Developing clinically meaningful summary measures of health-care quality is key to inferring quality of care. Current summary measures use a number of different approaches to weight their individual measures but rarely use weights based on clinical 'importance'. Such an approach would help to focus quality improvement efforts on areas likely to have the largest impact on health outcomes. Using coronary artery bypass graft (CABG) surgery as a case study, we weight and combine 11 process, complication, and survival measures to summarize differences in quality-adjusted life expectancy 1 year following surgery for a sample of hospitals. We use a fully Bayesian analysis to estimate 1-year survival outcomes using a hierarchical exponential survival model. We then estimate the expected utility of the year following surgery for each patient using complication probabilities fitted from hierarchical models and utility values from the literature. We estimate quality-adjusted life years (QALYs) for each hospital as the utility-weighted average 1-year survival probability and then estimate 'incremental QALYs' by taking the difference in QALYs for each hospital relative to a comparison group that reflects the average performance of all hospitals in the state.
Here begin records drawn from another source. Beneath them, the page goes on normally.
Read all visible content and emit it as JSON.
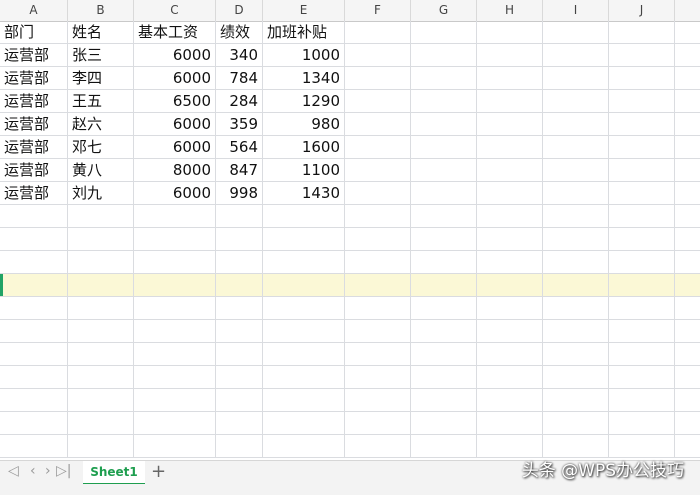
{
  "columns": [
    "A",
    "B",
    "C",
    "D",
    "E",
    "F",
    "G",
    "H",
    "I",
    "J"
  ],
  "table": {
    "headers": [
      "部门",
      "姓名",
      "基本工资",
      "绩效",
      "加班补贴"
    ],
    "rows": [
      [
        "运营部",
        "张三",
        "6000",
        "340",
        "1000"
      ],
      [
        "运营部",
        "李四",
        "6000",
        "784",
        "1340"
      ],
      [
        "运营部",
        "王五",
        "6500",
        "284",
        "1290"
      ],
      [
        "运营部",
        "赵六",
        "6000",
        "359",
        "980"
      ],
      [
        "运营部",
        "邓七",
        "6000",
        "564",
        "1600"
      ],
      [
        "运营部",
        "黄八",
        "8000",
        "847",
        "1100"
      ],
      [
        "运营部",
        "刘九",
        "6000",
        "998",
        "1430"
      ]
    ]
  },
  "tabbar": {
    "first": "◁",
    "prev": "‹",
    "next": "›",
    "last": "▷|",
    "sheet_name": "Sheet1",
    "add": "+"
  },
  "watermark": "头条 @WPS办公技巧",
  "colors": {
    "accent": "#1e9e4f",
    "highlight_row": "#fbf8d6"
  }
}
We illustrate our framework by estimating incremental QALYs for 14 hospitals performing CABG surgery in Massachusetts in 2003 and find that a composite measure based on QALYs can change the classification of quality outliers relative to conventional mortality measures.
Timbie, Justin, David M. Shahian, Joseph P. Newhouse, Meredith B. Rosenthal, and Sharon-Lise T. Normand. "Composite Measures for Hospital Quality Using Quality-adjusted Life Years." Statistics in Medicine 28.8 (April 15, 2009): 1238-1254.